_WORK REQUIRED_. The word "strong" may appear in lines of the data; say how many such lines there are, with nothing beyond the number.

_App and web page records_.

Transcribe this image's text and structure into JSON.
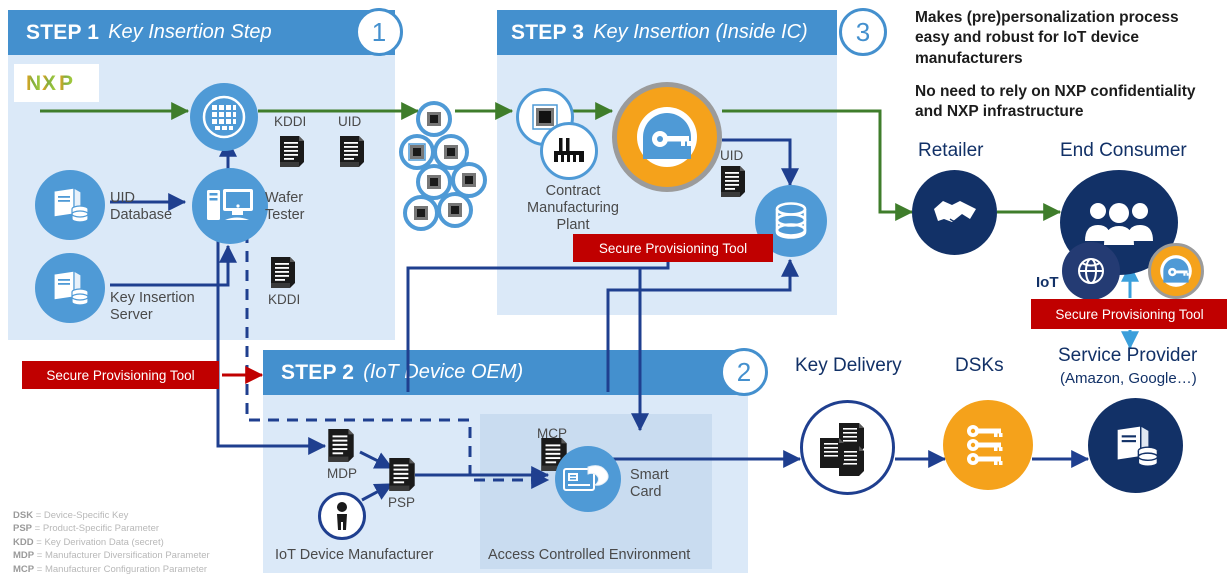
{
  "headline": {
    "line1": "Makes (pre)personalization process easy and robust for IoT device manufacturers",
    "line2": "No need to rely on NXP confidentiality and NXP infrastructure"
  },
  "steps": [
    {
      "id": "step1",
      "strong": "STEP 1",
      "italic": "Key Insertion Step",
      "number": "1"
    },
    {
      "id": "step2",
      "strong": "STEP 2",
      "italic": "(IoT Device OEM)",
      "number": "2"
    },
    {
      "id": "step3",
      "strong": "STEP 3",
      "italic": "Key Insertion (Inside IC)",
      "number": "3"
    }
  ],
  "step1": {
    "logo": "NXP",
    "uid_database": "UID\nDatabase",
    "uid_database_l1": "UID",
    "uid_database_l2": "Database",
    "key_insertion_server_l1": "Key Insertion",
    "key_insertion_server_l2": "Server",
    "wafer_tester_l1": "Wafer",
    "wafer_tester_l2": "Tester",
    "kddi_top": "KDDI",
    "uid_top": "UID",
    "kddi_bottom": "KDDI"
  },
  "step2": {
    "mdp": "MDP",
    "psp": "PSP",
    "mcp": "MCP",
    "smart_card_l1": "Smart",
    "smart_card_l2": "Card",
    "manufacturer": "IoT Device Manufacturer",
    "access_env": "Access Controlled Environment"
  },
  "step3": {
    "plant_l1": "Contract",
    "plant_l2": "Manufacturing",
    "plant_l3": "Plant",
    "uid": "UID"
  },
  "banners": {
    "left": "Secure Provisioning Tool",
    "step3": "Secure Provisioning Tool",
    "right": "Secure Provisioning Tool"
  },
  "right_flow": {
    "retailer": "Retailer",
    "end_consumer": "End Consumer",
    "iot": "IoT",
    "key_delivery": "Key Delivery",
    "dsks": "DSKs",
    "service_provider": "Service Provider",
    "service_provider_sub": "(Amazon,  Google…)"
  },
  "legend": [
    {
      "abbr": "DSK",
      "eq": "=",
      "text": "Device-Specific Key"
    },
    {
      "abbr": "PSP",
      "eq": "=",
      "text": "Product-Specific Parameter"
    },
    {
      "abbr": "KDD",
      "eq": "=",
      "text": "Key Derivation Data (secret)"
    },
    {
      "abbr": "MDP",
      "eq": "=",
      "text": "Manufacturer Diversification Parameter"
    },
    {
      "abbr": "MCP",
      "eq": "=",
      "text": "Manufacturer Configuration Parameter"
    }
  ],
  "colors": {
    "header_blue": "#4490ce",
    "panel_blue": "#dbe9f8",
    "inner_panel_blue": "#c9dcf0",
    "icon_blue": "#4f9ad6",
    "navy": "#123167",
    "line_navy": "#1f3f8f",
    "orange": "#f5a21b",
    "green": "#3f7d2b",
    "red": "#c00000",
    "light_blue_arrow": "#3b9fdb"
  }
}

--

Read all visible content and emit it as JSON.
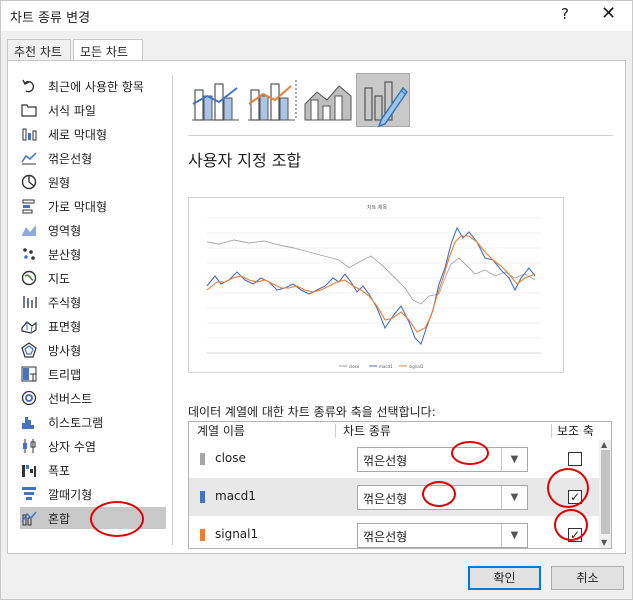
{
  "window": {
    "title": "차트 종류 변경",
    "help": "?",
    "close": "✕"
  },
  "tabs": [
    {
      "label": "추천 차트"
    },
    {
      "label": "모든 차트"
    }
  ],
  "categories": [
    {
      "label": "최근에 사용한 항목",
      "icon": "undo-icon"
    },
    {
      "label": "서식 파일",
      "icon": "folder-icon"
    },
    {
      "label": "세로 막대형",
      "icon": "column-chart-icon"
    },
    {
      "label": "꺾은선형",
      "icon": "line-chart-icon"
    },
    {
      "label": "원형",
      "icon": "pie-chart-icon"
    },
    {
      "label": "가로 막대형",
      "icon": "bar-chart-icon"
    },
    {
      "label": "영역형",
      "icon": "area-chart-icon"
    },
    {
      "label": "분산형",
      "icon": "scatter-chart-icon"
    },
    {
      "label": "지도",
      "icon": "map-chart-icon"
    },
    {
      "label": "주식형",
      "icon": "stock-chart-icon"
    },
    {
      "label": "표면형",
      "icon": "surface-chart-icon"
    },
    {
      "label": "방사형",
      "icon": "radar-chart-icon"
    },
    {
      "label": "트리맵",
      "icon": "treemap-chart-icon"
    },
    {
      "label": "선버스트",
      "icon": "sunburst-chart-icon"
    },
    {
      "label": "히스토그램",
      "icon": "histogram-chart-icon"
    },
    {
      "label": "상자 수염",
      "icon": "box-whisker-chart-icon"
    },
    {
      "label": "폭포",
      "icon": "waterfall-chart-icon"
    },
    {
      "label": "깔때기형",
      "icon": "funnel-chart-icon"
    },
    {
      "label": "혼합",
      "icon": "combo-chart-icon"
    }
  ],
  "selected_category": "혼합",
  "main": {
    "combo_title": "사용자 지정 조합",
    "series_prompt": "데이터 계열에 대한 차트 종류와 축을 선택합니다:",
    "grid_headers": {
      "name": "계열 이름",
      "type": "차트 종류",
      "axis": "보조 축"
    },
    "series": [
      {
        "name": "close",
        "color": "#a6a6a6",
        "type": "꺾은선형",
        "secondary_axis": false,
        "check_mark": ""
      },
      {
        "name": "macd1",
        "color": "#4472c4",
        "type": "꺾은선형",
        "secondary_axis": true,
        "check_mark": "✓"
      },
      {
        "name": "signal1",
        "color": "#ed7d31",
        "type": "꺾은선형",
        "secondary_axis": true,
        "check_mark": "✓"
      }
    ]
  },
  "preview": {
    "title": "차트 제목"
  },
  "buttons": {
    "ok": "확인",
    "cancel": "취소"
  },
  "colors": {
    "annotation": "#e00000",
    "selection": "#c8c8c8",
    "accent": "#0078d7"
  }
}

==

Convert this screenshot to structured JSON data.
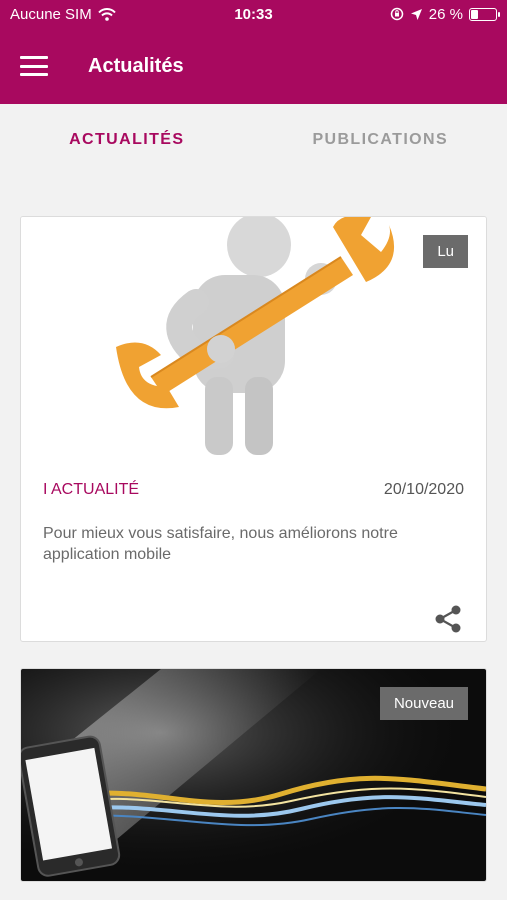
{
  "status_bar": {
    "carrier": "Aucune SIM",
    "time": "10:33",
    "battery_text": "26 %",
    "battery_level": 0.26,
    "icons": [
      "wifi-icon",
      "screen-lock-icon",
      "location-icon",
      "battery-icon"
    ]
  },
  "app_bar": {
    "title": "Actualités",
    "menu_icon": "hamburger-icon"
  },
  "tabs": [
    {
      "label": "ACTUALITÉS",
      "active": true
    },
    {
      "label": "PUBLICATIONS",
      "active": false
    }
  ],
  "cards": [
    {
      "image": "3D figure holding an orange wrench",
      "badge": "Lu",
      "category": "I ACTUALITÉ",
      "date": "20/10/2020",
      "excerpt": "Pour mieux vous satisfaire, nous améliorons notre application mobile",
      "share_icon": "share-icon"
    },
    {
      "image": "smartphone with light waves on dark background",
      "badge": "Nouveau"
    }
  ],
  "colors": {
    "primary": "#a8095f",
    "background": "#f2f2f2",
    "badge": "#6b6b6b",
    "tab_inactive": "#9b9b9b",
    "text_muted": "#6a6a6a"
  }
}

_RESULT OF THE TASK_. 3